Are they paying for privileged access to government service?


Yes, we are.

Ross C. Taylor

Since you made a point of criticizing the use of the word "endless" to describe security lines, I will provide a rebuttal. While you are clearly considering the line length, one could just as easily apply the word "end" to the refer to the time at which there is no longer a line. I travel fairly often and can't think of a time that I have approached security to find no line. Thus, the lines at security are "endless."
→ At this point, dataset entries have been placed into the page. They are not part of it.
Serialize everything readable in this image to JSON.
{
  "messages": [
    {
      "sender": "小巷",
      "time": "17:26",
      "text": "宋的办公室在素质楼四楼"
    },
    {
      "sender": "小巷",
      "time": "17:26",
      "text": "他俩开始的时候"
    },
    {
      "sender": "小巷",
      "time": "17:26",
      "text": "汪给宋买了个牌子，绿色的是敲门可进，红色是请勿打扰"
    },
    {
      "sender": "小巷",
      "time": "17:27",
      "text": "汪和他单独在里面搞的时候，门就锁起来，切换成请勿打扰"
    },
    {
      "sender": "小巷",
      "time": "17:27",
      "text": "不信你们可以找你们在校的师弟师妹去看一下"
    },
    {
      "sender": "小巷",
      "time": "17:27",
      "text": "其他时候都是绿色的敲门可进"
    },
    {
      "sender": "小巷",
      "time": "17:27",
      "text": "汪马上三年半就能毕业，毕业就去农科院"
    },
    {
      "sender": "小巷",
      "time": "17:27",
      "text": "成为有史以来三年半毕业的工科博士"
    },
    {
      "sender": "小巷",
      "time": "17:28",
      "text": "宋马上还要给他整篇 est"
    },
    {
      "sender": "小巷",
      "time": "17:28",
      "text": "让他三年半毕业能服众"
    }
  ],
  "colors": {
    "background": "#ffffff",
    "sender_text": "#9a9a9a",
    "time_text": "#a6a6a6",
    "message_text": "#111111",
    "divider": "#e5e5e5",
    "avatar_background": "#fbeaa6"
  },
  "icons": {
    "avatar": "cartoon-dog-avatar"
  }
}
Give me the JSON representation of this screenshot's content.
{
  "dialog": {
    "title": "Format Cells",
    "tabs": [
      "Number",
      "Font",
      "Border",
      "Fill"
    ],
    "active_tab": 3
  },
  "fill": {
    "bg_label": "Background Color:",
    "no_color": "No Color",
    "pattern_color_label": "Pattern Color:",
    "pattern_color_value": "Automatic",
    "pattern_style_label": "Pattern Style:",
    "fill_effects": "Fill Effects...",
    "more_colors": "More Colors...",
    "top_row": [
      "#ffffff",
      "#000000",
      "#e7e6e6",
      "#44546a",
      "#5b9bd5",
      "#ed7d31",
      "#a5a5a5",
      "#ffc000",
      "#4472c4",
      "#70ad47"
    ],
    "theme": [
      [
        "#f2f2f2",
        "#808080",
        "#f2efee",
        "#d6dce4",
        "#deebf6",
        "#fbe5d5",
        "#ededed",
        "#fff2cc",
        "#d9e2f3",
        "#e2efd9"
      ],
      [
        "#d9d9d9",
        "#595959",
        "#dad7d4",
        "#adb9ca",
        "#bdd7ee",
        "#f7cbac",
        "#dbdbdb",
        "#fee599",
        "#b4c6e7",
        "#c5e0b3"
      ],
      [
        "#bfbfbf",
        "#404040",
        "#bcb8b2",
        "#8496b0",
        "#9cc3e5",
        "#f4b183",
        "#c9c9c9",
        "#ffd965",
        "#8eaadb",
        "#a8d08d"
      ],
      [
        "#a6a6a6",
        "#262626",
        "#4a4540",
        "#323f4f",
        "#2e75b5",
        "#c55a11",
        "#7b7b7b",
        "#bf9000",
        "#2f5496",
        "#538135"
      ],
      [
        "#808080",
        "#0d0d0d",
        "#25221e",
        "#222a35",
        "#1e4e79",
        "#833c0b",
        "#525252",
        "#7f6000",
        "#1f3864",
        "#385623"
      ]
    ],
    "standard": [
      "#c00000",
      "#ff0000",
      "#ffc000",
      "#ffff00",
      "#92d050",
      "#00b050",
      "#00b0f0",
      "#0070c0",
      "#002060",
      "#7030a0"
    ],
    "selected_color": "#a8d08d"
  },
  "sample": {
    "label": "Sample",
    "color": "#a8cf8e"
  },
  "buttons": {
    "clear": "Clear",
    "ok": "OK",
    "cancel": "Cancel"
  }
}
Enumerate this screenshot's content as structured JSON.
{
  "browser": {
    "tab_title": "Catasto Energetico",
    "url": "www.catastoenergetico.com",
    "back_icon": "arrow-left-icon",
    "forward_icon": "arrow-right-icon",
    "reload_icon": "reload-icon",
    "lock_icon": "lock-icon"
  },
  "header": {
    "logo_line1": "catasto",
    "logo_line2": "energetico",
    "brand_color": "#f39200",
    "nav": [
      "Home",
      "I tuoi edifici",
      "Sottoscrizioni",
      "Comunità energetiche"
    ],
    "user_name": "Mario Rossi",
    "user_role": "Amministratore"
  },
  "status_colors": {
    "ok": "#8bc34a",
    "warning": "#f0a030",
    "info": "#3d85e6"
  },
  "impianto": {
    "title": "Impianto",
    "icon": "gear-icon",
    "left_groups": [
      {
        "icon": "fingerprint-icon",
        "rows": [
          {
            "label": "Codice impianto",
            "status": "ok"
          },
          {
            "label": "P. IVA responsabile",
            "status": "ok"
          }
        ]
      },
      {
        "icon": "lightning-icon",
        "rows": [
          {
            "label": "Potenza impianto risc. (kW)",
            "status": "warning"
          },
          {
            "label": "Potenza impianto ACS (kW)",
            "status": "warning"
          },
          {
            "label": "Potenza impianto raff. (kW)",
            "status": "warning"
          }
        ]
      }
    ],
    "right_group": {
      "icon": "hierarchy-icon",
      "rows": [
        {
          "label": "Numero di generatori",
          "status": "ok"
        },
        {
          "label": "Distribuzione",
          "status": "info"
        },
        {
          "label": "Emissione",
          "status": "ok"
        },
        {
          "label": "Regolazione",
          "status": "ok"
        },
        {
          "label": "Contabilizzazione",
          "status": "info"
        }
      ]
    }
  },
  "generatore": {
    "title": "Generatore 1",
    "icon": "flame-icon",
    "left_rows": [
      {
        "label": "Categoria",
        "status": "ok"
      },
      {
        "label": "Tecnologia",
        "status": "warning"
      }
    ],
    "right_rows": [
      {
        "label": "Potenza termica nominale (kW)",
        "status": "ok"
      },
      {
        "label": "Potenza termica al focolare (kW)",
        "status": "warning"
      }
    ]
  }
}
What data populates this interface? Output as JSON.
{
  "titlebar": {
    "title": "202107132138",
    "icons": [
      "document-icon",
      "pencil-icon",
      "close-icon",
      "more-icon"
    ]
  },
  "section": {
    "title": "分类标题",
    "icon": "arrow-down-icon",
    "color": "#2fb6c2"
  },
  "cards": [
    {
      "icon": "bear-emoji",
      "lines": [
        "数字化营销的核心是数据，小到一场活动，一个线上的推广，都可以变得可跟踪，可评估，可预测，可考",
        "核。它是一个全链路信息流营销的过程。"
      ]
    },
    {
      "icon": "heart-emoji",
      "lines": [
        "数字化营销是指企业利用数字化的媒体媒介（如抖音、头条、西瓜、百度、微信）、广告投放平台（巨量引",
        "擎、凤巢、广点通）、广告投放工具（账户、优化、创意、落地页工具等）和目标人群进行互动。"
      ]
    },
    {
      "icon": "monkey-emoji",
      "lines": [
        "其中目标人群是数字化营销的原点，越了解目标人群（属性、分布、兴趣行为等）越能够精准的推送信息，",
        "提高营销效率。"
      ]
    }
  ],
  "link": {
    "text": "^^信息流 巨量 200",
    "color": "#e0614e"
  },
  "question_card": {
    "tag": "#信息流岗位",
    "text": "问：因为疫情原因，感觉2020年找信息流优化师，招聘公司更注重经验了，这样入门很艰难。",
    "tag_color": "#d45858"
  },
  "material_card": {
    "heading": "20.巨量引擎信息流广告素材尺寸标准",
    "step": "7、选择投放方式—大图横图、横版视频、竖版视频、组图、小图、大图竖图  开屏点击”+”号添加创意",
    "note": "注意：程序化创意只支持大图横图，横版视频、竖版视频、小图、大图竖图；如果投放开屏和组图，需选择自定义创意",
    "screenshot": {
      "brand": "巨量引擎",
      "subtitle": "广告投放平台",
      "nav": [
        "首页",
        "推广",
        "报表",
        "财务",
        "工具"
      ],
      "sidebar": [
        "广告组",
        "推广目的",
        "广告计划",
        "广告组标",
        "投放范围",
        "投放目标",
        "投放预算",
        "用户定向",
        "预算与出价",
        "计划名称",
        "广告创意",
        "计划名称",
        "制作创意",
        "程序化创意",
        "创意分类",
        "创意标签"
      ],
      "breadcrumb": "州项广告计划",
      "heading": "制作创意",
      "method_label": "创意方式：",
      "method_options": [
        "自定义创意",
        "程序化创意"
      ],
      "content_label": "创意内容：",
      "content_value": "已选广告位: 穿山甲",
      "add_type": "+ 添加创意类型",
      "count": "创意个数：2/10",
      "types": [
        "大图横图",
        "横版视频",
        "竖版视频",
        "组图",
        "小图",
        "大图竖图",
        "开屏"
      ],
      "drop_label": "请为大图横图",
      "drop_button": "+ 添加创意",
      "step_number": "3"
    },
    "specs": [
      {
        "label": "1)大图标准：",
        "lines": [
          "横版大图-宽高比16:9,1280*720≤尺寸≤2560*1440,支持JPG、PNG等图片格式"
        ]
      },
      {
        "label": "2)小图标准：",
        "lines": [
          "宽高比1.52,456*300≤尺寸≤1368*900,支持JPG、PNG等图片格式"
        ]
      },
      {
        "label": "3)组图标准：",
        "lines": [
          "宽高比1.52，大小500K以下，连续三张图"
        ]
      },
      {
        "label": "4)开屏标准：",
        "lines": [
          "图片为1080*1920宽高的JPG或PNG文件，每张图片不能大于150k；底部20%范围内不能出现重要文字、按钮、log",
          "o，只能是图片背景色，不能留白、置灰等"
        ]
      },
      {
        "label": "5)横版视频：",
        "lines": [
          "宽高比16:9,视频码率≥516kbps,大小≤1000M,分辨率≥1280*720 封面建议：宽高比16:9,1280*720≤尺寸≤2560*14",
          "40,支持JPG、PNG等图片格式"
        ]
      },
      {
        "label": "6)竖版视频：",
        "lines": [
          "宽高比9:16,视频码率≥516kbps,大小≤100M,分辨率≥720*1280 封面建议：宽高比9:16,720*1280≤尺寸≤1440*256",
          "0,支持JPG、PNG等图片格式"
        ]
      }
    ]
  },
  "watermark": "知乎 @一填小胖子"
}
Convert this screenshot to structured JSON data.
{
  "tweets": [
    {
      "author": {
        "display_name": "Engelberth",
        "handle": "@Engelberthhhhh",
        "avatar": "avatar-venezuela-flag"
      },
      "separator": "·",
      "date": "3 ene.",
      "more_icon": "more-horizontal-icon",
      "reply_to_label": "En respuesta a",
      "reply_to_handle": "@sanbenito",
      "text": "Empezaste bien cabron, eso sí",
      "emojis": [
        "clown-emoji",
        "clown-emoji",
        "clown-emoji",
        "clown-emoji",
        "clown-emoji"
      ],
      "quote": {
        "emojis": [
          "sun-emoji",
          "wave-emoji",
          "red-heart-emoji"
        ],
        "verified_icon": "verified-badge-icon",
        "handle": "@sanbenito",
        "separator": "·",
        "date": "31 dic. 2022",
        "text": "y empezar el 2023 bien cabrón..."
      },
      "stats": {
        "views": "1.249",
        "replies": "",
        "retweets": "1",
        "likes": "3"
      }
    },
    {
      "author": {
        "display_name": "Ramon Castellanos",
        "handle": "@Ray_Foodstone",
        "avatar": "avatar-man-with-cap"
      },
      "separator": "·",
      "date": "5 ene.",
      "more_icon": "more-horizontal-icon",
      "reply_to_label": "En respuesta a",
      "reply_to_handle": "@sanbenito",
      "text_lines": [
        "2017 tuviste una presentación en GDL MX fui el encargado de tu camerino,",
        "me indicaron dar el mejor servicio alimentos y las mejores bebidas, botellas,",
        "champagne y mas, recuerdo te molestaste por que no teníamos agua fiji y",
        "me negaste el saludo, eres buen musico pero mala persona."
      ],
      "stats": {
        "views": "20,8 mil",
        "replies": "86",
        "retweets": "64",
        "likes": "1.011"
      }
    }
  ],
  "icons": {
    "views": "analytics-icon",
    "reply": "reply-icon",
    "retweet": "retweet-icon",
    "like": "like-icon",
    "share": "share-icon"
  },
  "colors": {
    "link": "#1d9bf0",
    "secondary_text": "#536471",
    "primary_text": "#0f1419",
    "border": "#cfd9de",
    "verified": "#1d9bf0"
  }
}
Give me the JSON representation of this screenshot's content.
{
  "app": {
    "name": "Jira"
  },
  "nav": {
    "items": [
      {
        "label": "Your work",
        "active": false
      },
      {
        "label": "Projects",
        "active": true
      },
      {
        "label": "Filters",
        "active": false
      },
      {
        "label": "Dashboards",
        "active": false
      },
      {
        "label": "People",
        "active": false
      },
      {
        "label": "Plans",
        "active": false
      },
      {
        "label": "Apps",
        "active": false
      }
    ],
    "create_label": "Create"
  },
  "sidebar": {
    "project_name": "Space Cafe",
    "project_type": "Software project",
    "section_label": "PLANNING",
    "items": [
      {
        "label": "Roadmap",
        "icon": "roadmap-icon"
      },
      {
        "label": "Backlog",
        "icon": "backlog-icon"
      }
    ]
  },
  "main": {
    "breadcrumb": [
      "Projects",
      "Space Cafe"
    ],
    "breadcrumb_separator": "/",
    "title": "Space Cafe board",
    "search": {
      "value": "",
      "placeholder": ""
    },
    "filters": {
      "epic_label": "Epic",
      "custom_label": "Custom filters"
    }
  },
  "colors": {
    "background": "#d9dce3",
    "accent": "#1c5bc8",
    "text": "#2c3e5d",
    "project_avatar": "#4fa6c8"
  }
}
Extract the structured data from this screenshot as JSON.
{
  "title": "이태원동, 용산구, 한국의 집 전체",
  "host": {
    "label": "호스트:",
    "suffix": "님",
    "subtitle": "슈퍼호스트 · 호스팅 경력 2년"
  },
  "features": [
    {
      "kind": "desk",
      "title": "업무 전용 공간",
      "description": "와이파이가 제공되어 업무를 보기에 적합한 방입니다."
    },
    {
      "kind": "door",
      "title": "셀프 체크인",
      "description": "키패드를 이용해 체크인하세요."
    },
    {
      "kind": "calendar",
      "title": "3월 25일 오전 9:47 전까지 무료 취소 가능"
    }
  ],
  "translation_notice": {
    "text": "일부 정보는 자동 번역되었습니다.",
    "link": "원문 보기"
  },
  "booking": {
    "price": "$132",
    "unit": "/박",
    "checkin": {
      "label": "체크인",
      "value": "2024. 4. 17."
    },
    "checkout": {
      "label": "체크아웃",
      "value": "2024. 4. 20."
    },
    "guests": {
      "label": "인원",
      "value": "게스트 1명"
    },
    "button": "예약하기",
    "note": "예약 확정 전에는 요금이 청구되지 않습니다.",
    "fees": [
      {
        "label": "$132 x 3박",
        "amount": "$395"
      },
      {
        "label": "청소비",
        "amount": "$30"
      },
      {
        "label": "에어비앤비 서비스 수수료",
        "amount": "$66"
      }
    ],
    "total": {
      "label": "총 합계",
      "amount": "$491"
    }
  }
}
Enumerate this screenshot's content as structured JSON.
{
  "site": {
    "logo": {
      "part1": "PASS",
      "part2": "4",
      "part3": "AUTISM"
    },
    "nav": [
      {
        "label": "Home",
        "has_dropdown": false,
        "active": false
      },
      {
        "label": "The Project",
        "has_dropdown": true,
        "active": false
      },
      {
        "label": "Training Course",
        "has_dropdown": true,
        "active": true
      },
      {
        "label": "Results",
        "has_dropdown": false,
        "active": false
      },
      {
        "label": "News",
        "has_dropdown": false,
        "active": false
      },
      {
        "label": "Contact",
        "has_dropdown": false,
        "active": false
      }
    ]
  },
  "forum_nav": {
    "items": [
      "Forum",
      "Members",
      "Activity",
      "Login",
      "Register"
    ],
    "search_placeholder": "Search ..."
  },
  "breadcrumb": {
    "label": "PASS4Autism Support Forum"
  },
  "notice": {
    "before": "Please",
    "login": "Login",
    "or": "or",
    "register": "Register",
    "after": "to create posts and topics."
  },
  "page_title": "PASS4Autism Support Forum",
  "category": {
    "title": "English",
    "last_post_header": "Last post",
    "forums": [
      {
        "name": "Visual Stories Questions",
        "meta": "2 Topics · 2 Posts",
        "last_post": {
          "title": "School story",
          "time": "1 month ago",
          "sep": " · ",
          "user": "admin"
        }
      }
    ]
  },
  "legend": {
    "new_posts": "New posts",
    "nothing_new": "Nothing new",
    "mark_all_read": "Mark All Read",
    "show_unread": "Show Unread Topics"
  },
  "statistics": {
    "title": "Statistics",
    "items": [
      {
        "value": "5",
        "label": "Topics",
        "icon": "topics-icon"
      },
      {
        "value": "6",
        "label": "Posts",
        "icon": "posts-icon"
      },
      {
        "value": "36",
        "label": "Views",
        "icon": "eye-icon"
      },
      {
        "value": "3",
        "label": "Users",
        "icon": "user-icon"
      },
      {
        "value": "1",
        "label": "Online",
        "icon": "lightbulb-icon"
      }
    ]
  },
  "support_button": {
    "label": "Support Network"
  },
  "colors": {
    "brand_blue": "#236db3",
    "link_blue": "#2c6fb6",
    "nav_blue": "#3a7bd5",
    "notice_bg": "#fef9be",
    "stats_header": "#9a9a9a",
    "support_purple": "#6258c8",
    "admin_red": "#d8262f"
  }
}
While I agree that airport security is a major joke, unpredictability should be desired. To the extent we're going to have the onerous measures, they should be construed/interpreted differently to create maximum uncertainty amongst those who would do evil. The fact that it also creates maximum uncertainty amongst the flying public is of no import since we've already decided to foist the charade upon them anyway.


I have wondered often about the liquid and gel rule. Is there some formal definition based on viscosity? Deodorant is okay, but toothpaste is not. Bar soap vs liquid soap? Ice cream vs milk? As the article points out, "minimal consistency and transparency" actually serves a positive role in thwarting attackers, but there really must be a more reasonable way.


I have always wondered and wanted to ask a TSA agent why is a liquid too dangerous to get onto an airplane but not to sit all over the security tables and in the trash cans in the security lines in mass quantity. Also, at the end of the day do they treat the liquid that was confiscated as hazardous material? If they see it as a threat, I would hope they treat it as one. I would expect them to analize and incinerate all liquids to ensure they are no further harm to the public.

Another thought, if I was to bring a truly dangerous item like gasoline or worse that could actually cause damage would they just take it from me and allow me to board without a sceondary screening? If not why do they allow me to board after taking my "dangerous" 12 oz bottle of water? If they were really serious about security they should detain and severely question every single person who tries to bring any liquid through security. I just can't find the logic. Who do they think they are fooling?



I fly a lot and agree with the article that inconsistency is an issue and the lines are not that long. Having said that my BIGGEST gripe is after 10 years of the TSA, they still can't buy metal table that are the same height. Give me a break. You give me a tub to put my things in then I'm supposed to push it along this series of metal tables that are uneven. If I have a couple of carry on bags and a two tubs, it becomes a fight just to push them all.


.. hence the TSA's confused dilema: As a visible government entity, they have to act with the utmost of consistency and transparency. But real securtity applied in a consistent manner is something that the USA can't afford.

Which is why it's reverted to 'security theater' to make people THINK they are safe.


Just try to leave Wisconsin with 8 oz of chese spread and a summer sausage!!